• **Problem to solve**
Print the records exactly as they are written.

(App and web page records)
##############################

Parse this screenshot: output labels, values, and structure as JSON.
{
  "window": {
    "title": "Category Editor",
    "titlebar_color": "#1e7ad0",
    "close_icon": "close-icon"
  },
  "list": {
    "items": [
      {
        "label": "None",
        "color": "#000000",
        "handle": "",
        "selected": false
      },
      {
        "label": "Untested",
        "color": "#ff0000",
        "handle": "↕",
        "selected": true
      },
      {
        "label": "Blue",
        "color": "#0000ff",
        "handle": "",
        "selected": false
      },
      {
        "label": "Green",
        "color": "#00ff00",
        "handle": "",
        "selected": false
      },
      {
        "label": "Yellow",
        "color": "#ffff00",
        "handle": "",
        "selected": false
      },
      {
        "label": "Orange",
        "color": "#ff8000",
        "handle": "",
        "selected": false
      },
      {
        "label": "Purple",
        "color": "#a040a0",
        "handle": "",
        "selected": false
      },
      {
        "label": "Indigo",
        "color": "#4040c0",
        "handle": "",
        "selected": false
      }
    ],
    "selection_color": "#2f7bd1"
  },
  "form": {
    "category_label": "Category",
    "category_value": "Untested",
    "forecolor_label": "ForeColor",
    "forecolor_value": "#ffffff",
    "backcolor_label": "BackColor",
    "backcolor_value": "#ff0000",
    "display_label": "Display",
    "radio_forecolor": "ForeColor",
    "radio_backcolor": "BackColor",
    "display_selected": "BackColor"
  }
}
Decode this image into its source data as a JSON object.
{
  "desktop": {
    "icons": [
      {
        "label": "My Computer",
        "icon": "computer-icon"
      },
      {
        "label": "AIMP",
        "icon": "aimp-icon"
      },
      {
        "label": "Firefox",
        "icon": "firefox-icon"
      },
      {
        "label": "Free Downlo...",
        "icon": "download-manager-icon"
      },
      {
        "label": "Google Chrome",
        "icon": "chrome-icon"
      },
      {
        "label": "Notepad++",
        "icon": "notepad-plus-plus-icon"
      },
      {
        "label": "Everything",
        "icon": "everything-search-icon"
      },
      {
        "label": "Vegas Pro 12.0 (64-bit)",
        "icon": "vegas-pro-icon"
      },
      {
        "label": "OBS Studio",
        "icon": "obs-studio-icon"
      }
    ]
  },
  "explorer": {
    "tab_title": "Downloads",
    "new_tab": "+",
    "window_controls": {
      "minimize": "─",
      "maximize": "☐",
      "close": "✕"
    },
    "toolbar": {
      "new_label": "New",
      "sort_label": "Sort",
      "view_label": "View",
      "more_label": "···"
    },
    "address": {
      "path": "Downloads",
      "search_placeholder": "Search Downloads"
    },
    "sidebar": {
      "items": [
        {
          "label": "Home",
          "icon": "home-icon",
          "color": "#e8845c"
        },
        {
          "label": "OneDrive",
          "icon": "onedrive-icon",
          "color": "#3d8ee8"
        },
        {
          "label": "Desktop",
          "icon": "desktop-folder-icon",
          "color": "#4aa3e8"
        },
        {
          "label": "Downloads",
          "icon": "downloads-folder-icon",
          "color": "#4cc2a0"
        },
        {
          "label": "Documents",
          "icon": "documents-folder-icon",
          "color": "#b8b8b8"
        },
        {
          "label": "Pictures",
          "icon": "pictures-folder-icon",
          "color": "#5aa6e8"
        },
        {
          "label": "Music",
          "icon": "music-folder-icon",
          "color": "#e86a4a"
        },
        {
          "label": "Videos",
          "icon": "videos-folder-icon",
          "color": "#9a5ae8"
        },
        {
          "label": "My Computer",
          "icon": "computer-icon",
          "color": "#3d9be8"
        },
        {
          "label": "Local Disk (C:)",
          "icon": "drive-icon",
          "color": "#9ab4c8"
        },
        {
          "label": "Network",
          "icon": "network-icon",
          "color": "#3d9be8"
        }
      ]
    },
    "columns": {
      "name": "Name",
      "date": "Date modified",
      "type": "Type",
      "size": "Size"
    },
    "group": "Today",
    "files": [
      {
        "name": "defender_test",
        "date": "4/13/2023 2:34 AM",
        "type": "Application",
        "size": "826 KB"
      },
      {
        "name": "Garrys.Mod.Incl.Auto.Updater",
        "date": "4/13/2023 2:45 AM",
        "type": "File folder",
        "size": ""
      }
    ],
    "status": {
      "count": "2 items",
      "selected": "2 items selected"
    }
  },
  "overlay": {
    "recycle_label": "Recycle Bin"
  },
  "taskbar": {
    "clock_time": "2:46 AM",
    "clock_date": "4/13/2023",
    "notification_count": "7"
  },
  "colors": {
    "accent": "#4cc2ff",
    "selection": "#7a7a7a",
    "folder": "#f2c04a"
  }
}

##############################

• **Result**
Parse this screenshot: output labels, values, and structure as JSON.
{
  "window": {
    "title": "Category Editor",
    "titlebar_color": "#1e7ad0",
    "close_icon": "close-icon"
  },
  "list": {
    "items": [
      {
        "label": "None",
        "color": "#000000",
        "handle": "",
        "selected": false
      },
      {
        "label": "Untested",
        "color": "#ff0000",
        "handle": "↕",
        "selected": true
      },
      {
        "label": "Blue",
        "color": "#0000ff",
        "handle": "",
        "selected": false
      },
      {
        "label": "Green",
        "color": "#00ff00",
        "handle": "",
        "selected": false
      },
      {
        "label": "Yellow",
        "color": "#ffff00",
        "handle": "",
        "selected": false
      },
      {
        "label": "Orange",
        "color": "#ff8000",
        "handle": "",
        "selected": false
      },
      {
        "label": "Purple",
        "color": "#a040a0",
        "handle": "",
        "selected": false
      },
      {
        "label": "Indigo",
        "color": "#4040c0",
        "handle": "",
        "selected": false
      }
    ],
    "selection_color": "#2f7bd1"
  },
  "form": {
    "category_label": "Category",
    "category_value": "Untested",
    "forecolor_label": "ForeColor",
    "forecolor_value": "#ffffff",
    "backcolor_label": "BackColor",
    "backcolor_value": "#ff0000",
    "display_label": "Display",
    "radio_forecolor": "ForeColor",
    "radio_backcolor": "BackColor",
    "display_selected": "BackColor"
  }
}
Decode this image into its source data as a JSON object.
{
  "desktop": {
    "icons": [
      {
        "label": "My Computer",
        "icon": "computer-icon"
      },
      {
        "label": "AIMP",
        "icon": "aimp-icon"
      },
      {
        "label": "Firefox",
        "icon": "firefox-icon"
      },
      {
        "label": "Free Downlo...",
        "icon": "download-manager-icon"
      },
      {
        "label": "Google Chrome",
        "icon": "chrome-icon"
      },
      {
        "label": "Notepad++",
        "icon": "notepad-plus-plus-icon"
      },
      {
        "label": "Everything",
        "icon": "everything-search-icon"
      },
      {
        "label": "Vegas Pro 12.0 (64-bit)",
        "icon": "vegas-pro-icon"
      },
      {
        "label": "OBS Studio",
        "icon": "obs-studio-icon"
      }
    ]
  },
  "explorer": {
    "tab_title": "Downloads",
    "new_tab": "+",
    "window_controls": {
      "minimize": "─",
      "maximize": "☐",
      "close": "✕"
    },
    "toolbar": {
      "new_label": "New",
      "sort_label": "Sort",
      "view_label": "View",
      "more_label": "···"
    },
    "address": {
      "path": "Downloads",
      "search_placeholder": "Search Downloads"
    },
    "sidebar": {
      "items": [
        {
          "label": "Home",
          "icon": "home-icon",
          "color": "#e8845c"
        },
        {
          "label": "OneDrive",
          "icon": "onedrive-icon",
          "color": "#3d8ee8"
        },
        {
          "label": "Desktop",
          "icon": "desktop-folder-icon",
          "color": "#4aa3e8"
        },
        {
          "label": "Downloads",
          "icon": "downloads-folder-icon",
          "color": "#4cc2a0"
        },
        {
          "label": "Documents",
          "icon": "documents-folder-icon",
          "color": "#b8b8b8"
        },
        {
          "label": "Pictures",
          "icon": "pictures-folder-icon",
          "color": "#5aa6e8"
        },
        {
          "label": "Music",
          "icon": "music-folder-icon",
          "color": "#e86a4a"
        },
        {
          "label": "Videos",
          "icon": "videos-folder-icon",
          "color": "#9a5ae8"
        },
        {
          "label": "My Computer",
          "icon": "computer-icon",
          "color": "#3d9be8"
        },
        {
          "label": "Local Disk (C:)",
          "icon": "drive-icon",
          "color": "#9ab4c8"
        },
        {
          "label": "Network",
          "icon": "network-icon",
          "color": "#3d9be8"
        }
      ]
    },
    "columns": {
      "name": "Name",
      "date": "Date modified",
      "type": "Type",
      "size": "Size"
    },
    "group": "Today",
    "files": [
      {
        "name": "defender_test",
        "date": "4/13/2023 2:34 AM",
        "type": "Application",
        "size": "826 KB"
      },
      {
        "name": "Garrys.Mod.Incl.Auto.Updater",
        "date": "4/13/2023 2:45 AM",
        "type": "File folder",
        "size": ""
      }
    ],
    "status": {
      "count": "2 items",
      "selected": "2 items selected"
    }
  },
  "overlay": {
    "recycle_label": "Recycle Bin"
  },
  "taskbar": {
    "clock_time": "2:46 AM",
    "clock_date": "4/13/2023",
    "notification_count": "7"
  },
  "colors": {
    "accent": "#4cc2ff",
    "selection": "#7a7a7a",
    "folder": "#f2c04a"
  }
}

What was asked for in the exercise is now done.